Dataset excerpts
# # # # #

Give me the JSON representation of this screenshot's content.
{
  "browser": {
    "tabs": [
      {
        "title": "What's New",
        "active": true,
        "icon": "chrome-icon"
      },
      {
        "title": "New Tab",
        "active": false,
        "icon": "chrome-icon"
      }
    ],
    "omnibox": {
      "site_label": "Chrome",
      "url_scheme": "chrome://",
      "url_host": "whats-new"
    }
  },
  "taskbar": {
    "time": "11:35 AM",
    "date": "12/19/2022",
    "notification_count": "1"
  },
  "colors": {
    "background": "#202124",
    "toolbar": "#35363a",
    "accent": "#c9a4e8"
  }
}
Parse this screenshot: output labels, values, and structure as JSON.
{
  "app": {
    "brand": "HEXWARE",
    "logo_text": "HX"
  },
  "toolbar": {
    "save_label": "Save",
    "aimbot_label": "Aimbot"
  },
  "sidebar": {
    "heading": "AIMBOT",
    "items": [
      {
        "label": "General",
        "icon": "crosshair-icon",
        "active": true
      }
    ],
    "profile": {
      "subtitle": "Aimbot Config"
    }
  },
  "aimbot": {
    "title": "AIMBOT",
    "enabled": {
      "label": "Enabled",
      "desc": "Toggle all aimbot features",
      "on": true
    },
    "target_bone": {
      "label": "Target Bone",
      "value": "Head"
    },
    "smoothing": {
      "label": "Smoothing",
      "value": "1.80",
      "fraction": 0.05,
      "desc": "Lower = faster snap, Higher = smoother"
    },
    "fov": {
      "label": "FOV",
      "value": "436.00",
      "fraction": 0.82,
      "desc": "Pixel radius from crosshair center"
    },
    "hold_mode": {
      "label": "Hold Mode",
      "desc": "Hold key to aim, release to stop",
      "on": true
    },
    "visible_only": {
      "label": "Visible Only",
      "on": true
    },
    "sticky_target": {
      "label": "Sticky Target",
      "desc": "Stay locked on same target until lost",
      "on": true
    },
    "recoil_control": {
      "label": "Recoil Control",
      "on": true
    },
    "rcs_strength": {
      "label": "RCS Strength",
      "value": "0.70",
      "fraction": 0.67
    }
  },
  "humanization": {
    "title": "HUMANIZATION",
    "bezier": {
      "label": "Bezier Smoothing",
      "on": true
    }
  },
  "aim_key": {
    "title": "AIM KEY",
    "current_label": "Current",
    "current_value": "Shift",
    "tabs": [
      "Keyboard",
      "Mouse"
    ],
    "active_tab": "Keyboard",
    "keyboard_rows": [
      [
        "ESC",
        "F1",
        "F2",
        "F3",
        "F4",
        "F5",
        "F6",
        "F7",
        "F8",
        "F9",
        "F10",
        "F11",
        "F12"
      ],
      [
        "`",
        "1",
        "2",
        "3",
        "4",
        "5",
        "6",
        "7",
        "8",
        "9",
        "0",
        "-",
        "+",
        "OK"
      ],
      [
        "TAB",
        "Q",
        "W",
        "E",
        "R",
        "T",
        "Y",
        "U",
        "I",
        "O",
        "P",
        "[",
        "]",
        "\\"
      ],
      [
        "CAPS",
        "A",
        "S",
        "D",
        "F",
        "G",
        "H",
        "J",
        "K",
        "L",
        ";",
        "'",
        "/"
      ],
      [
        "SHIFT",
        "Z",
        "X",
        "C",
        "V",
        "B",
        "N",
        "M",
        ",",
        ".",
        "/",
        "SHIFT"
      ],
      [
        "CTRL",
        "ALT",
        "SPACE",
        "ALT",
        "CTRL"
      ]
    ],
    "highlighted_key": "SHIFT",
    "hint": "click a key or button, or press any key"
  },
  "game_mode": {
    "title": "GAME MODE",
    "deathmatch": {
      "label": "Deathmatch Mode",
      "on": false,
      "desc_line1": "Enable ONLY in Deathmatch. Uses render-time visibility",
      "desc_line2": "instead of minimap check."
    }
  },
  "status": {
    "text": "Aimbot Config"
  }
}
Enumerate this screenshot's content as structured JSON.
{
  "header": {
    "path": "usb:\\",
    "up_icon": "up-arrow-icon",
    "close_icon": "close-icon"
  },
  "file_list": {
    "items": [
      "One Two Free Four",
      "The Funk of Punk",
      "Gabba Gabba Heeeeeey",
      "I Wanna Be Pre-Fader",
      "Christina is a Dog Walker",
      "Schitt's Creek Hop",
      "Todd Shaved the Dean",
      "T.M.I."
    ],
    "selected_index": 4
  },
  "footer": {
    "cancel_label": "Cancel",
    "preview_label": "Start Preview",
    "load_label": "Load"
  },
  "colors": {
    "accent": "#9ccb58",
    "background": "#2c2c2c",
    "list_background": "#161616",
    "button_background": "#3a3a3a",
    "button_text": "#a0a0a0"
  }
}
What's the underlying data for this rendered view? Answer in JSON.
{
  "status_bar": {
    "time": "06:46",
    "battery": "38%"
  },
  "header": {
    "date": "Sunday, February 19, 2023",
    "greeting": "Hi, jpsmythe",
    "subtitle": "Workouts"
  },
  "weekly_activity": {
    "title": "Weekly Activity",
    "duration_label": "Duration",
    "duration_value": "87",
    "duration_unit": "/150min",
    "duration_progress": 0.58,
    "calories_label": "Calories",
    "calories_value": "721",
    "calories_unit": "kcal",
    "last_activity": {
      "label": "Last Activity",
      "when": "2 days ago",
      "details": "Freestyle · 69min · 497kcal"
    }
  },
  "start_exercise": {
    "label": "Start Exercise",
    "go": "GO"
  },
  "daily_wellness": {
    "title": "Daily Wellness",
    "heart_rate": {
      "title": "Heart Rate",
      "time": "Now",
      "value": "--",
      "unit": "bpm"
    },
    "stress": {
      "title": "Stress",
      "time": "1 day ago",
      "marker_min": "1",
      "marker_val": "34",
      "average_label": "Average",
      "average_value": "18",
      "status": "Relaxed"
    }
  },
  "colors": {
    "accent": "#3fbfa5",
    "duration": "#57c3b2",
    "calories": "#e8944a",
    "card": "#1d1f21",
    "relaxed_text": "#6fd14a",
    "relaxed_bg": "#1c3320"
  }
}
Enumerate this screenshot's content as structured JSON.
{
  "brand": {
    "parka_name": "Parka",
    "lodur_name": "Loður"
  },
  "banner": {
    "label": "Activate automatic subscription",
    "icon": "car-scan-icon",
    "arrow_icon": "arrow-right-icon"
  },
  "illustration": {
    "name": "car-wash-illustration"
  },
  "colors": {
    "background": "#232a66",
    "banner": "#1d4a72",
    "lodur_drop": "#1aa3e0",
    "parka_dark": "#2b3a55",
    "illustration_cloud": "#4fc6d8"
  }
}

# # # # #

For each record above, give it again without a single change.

Give me the JSON representation of this screenshot's content.
{
  "browser": {
    "tabs": [
      {
        "title": "What's New",
        "active": true,
        "icon": "chrome-icon"
      },
      {
        "title": "New Tab",
        "active": false,
        "icon": "chrome-icon"
      }
    ],
    "omnibox": {
      "site_label": "Chrome",
      "url_scheme": "chrome://",
      "url_host": "whats-new"
    }
  },
  "taskbar": {
    "time": "11:35 AM",
    "date": "12/19/2022",
    "notification_count": "1"
  },
  "colors": {
    "background": "#202124",
    "toolbar": "#35363a",
    "accent": "#c9a4e8"
  }
}
Parse this screenshot: output labels, values, and structure as JSON.
{
  "app": {
    "brand": "HEXWARE",
    "logo_text": "HX"
  },
  "toolbar": {
    "save_label": "Save",
    "aimbot_label": "Aimbot"
  },
  "sidebar": {
    "heading": "AIMBOT",
    "items": [
      {
        "label": "General",
        "icon": "crosshair-icon",
        "active": true
      }
    ],
    "profile": {
      "subtitle": "Aimbot Config"
    }
  },
  "aimbot": {
    "title": "AIMBOT",
    "enabled": {
      "label": "Enabled",
      "desc": "Toggle all aimbot features",
      "on": true
    },
    "target_bone": {
      "label": "Target Bone",
      "value": "Head"
    },
    "smoothing": {
      "label": "Smoothing",
      "value": "1.80",
      "fraction": 0.05,
      "desc": "Lower = faster snap, Higher = smoother"
    },
    "fov": {
      "label": "FOV",
      "value": "436.00",
      "fraction": 0.82,
      "desc": "Pixel radius from crosshair center"
    },
    "hold_mode": {
      "label": "Hold Mode",
      "desc": "Hold key to aim, release to stop",
      "on": true
    },
    "visible_only": {
      "label": "Visible Only",
      "on": true
    },
    "sticky_target": {
      "label": "Sticky Target",
      "desc": "Stay locked on same target until lost",
      "on": true
    },
    "recoil_control": {
      "label": "Recoil Control",
      "on": true
    },
    "rcs_strength": {
      "label": "RCS Strength",
      "value": "0.70",
      "fraction": 0.67
    }
  },
  "humanization": {
    "title": "HUMANIZATION",
    "bezier": {
      "label": "Bezier Smoothing",
      "on": true
    }
  },
  "aim_key": {
    "title": "AIM KEY",
    "current_label": "Current",
    "current_value": "Shift",
    "tabs": [
      "Keyboard",
      "Mouse"
    ],
    "active_tab": "Keyboard",
    "keyboard_rows": [
      [
        "ESC",
        "F1",
        "F2",
        "F3",
        "F4",
        "F5",
        "F6",
        "F7",
        "F8",
        "F9",
        "F10",
        "F11",
        "F12"
      ],
      [
        "`",
        "1",
        "2",
        "3",
        "4",
        "5",
        "6",
        "7",
        "8",
        "9",
        "0",
        "-",
        "+",
        "OK"
      ],
      [
        "TAB",
        "Q",
        "W",
        "E",
        "R",
        "T",
        "Y",
        "U",
        "I",
        "O",
        "P",
        "[",
        "]",
        "\\"
      ],
      [
        "CAPS",
        "A",
        "S",
        "D",
        "F",
        "G",
        "H",
        "J",
        "K",
        "L",
        ";",
        "'",
        "/"
      ],
      [
        "SHIFT",
        "Z",
        "X",
        "C",
        "V",
        "B",
        "N",
        "M",
        ",",
        ".",
        "/",
        "SHIFT"
      ],
      [
        "CTRL",
        "ALT",
        "SPACE",
        "ALT",
        "CTRL"
      ]
    ],
    "highlighted_key": "SHIFT",
    "hint": "click a key or button, or press any key"
  },
  "game_mode": {
    "title": "GAME MODE",
    "deathmatch": {
      "label": "Deathmatch Mode",
      "on": false,
      "desc_line1": "Enable ONLY in Deathmatch. Uses render-time visibility",
      "desc_line2": "instead of minimap check."
    }
  },
  "status": {
    "text": "Aimbot Config"
  }
}
Enumerate this screenshot's content as structured JSON.
{
  "header": {
    "path": "usb:\\",
    "up_icon": "up-arrow-icon",
    "close_icon": "close-icon"
  },
  "file_list": {
    "items": [
      "One Two Free Four",
      "The Funk of Punk",
      "Gabba Gabba Heeeeeey",
      "I Wanna Be Pre-Fader",
      "Christina is a Dog Walker",
      "Schitt's Creek Hop",
      "Todd Shaved the Dean",
      "T.M.I."
    ],
    "selected_index": 4
  },
  "footer": {
    "cancel_label": "Cancel",
    "preview_label": "Start Preview",
    "load_label": "Load"
  },
  "colors": {
    "accent": "#9ccb58",
    "background": "#2c2c2c",
    "list_background": "#161616",
    "button_background": "#3a3a3a",
    "button_text": "#a0a0a0"
  }
}
What's the underlying data for this rendered view? Answer in JSON.
{
  "status_bar": {
    "time": "06:46",
    "battery": "38%"
  },
  "header": {
    "date": "Sunday, February 19, 2023",
    "greeting": "Hi, jpsmythe",
    "subtitle": "Workouts"
  },
  "weekly_activity": {
    "title": "Weekly Activity",
    "duration_label": "Duration",
    "duration_value": "87",
    "duration_unit": "/150min",
    "duration_progress": 0.58,
    "calories_label": "Calories",
    "calories_value": "721",
    "calories_unit": "kcal",
    "last_activity": {
      "label": "Last Activity",
      "when": "2 days ago",
      "details": "Freestyle · 69min · 497kcal"
    }
  },
  "start_exercise": {
    "label": "Start Exercise",
    "go": "GO"
  },
  "daily_wellness": {
    "title": "Daily Wellness",
    "heart_rate": {
      "title": "Heart Rate",
      "time": "Now",
      "value": "--",
      "unit": "bpm"
    },
    "stress": {
      "title": "Stress",
      "time": "1 day ago",
      "marker_min": "1",
      "marker_val": "34",
      "average_label": "Average",
      "average_value": "18",
      "status": "Relaxed"
    }
  },
  "colors": {
    "accent": "#3fbfa5",
    "duration": "#57c3b2",
    "calories": "#e8944a",
    "card": "#1d1f21",
    "relaxed_text": "#6fd14a",
    "relaxed_bg": "#1c3320"
  }
}
Enumerate this screenshot's content as structured JSON.
{
  "brand": {
    "parka_name": "Parka",
    "lodur_name": "Loður"
  },
  "banner": {
    "label": "Activate automatic subscription",
    "icon": "car-scan-icon",
    "arrow_icon": "arrow-right-icon"
  },
  "illustration": {
    "name": "car-wash-illustration"
  },
  "colors": {
    "background": "#232a66",
    "banner": "#1d4a72",
    "lodur_drop": "#1aa3e0",
    "parka_dark": "#2b3a55",
    "illustration_cloud": "#4fc6d8"
  }
}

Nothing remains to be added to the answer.